For subscribers:End of an era: The last class of Villa Maria Academy closes the door on the school’s history
After:What will happen to the West Eighth Street house of Villa Maria Academy when students go to Prep this fall?
● Ron Sertz, the longtime coach and sports administrator recovering from a recurrence of cancer, took note of the retrieval of the 1969 state championship basketball banner by alumni of the St. John the Baptist School.
Sertz, who coached a state championship team at Sacred Heart School, recalled receiving a message that after the school closed, banners and trophies from the display case were thrown away. “I rushed in and was able to save them,” Sertz said. “But now I would like to find them a good home.”
Sertz is currently receiving daily radiation treatments at the Cleveland Clinic.
● Another member of one of Erie’s greatest sports families, the Carrs, has sadly passed away. Bishop Willie Carr, who performed in wrestling and other sports at East High, died May 31 at age 74. He was a dedicated pastor who created a prison ministry that was widely copied throughout the state.
Willie Carr was followed to East by his brothers Fletcher, Joe, Jimmy, Jerry, Nate, Solomon and Michael, all of whom became great athletes.
Obituary:Bishop Willie Carr, 74
After:NWPA Family Legacy Award: Erie Times-News, GoErie.com Honors Carr Family of Wrestlers
● Long-time residents of the North East are delighted that the Freeport restaurant is reopening, now that the Holdsworth family have sold the business to Red Letter Hospitality. My only hope is that the new owners will continue to make that delicious country sausage that Freeport has become famous for.
After:The Cork, owners of Molly Brannigan buy Freeport restaurant in the North East
● The recent death of actor Ray Liotta reminded me of the quiet visit to Erie in the 1990s of the real Henry Hill, the gangster played by Liotta in Martin Scorsese’s Goodfellas. Hill, as you can imagine, was a real character, but he loved Liotta in the movie and kept saying how nice he was.
After:‘Goodfellas’ and ‘Field of Dreams’ tough guy Ray Liotta dies at 67
● Steve Scully, a native of Erie, now hosts a new daily show on SiriusXM’s bipartisan political channel. Scully has taken over the spot vacated by Chris Cuomo, and his show, “The Briefing with Steve Scully,” airs from noon to 2 p.m. on SiriusXM’s POTUS 124 channel.
The longtime C-SPAN host is now senior vice president of the Bipartisan Policy Center in Washington, DC. Scully recently met with a group from the Jefferson Educational Society of Erie, telling the members of her affection for her hometown.

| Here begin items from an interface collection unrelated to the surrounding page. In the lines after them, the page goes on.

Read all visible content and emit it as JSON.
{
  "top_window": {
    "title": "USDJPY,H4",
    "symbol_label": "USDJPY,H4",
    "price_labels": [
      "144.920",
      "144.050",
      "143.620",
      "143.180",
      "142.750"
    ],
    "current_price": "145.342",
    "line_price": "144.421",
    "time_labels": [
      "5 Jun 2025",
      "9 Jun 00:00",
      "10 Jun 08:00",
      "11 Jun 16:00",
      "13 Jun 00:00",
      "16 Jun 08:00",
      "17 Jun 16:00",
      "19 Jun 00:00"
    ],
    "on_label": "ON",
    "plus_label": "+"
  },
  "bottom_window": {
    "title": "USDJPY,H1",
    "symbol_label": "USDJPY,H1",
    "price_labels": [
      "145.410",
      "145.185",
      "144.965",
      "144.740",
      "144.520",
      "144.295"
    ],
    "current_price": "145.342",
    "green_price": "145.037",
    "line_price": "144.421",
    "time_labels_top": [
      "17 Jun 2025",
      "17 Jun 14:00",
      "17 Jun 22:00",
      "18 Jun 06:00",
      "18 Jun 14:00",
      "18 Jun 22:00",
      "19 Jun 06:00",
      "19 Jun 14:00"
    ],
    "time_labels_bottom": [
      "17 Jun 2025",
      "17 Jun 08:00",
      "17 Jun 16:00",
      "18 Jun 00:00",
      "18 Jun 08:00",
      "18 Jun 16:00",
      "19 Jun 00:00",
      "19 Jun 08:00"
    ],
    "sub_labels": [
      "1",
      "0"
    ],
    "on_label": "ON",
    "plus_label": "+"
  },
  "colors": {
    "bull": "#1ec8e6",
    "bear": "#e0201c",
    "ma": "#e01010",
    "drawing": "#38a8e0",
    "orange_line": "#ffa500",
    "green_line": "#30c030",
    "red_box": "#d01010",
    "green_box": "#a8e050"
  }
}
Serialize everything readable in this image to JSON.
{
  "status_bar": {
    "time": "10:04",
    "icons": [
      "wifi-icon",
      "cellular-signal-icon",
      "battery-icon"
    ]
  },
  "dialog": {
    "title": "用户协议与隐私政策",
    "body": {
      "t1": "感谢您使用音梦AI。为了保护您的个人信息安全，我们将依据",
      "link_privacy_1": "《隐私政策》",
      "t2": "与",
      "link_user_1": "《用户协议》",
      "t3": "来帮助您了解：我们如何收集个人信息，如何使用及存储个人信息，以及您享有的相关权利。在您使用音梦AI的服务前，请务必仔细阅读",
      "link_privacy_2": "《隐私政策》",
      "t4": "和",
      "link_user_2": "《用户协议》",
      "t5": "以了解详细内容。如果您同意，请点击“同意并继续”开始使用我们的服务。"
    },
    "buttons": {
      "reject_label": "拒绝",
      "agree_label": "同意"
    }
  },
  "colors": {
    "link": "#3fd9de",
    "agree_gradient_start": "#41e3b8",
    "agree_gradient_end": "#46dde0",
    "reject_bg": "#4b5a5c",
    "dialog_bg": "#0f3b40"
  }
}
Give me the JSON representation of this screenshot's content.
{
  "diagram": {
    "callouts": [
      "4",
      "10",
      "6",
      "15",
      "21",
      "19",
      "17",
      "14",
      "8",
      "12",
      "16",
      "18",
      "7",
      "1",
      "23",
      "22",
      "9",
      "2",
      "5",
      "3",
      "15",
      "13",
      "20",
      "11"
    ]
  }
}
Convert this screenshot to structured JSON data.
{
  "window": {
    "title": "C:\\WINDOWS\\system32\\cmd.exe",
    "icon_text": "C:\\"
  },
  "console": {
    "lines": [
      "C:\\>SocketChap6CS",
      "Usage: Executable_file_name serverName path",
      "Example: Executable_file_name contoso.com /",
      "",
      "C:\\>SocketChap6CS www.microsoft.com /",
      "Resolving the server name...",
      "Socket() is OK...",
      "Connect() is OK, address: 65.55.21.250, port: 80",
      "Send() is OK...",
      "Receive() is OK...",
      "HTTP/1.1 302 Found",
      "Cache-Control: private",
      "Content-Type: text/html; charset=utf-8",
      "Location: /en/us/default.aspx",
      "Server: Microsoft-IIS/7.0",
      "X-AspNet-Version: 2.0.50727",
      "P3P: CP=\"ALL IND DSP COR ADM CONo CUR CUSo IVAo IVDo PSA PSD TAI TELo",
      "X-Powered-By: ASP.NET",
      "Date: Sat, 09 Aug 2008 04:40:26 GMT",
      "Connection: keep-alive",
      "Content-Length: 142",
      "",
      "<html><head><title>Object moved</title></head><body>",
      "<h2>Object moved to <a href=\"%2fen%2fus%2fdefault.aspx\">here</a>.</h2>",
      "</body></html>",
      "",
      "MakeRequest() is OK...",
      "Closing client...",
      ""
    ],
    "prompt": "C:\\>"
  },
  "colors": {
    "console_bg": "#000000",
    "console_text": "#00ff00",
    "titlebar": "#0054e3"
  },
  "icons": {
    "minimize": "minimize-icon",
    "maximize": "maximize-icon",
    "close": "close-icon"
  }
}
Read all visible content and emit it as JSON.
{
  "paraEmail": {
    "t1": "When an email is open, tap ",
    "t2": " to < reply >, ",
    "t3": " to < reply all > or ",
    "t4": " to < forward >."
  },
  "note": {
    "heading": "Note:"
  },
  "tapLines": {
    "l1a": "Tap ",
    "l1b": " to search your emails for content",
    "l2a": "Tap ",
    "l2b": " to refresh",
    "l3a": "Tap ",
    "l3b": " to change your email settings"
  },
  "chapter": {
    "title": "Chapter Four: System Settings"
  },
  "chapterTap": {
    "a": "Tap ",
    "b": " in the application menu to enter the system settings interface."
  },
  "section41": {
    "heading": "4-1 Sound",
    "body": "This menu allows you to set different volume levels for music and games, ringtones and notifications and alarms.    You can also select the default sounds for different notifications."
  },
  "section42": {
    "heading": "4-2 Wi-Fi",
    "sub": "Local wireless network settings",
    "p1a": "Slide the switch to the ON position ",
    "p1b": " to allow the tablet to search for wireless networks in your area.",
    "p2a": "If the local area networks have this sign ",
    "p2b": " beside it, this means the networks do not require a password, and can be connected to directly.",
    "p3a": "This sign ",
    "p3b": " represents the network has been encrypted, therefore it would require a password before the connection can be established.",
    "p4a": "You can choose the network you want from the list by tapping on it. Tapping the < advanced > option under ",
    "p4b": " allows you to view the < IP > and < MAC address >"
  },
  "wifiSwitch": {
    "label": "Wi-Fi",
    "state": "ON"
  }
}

● Speaking of the Jefferson Society, former Notre Dame College and. Saint Bonaventure University President Andy Roth was recently honored at a reception for the more than 100 “Book Notes” articles he has written for the group over the past two years.
Roth, a longtime professor and administrator at Mercyhurst University, is a Scholar-in-Residence at Jefferson. He is scheduled to speak at Chautauqua Institution later this summer.
● We’re heading into the heart of the local strawberry picking season, which means the fields will be packed with people who love those juicy berries. A cool spring delayed the season a bit.
● Some local parents are upset with Rep. Mike Kelly’s recent vote against formula shortages. Local Democratic politicians and parents gathered at Kelly’s Erie office recently to protest the 16th District congressman’s vote.
● Erie Arts & Culture and United Way of Erie County recently launched Purposeful Placemaking, a two-year commitment to create 50 murals along Erie’s walking trails. The work will reflect the aspirations of the inhabitants of the district.
● When Baker Mayfield is finally traded or released by the Cleveland Browns, Progressive Insurance should film a commercial showing Mayfield locking the door of First Energy Stadium.
Kevin Cuneo can be contacted at [email protected]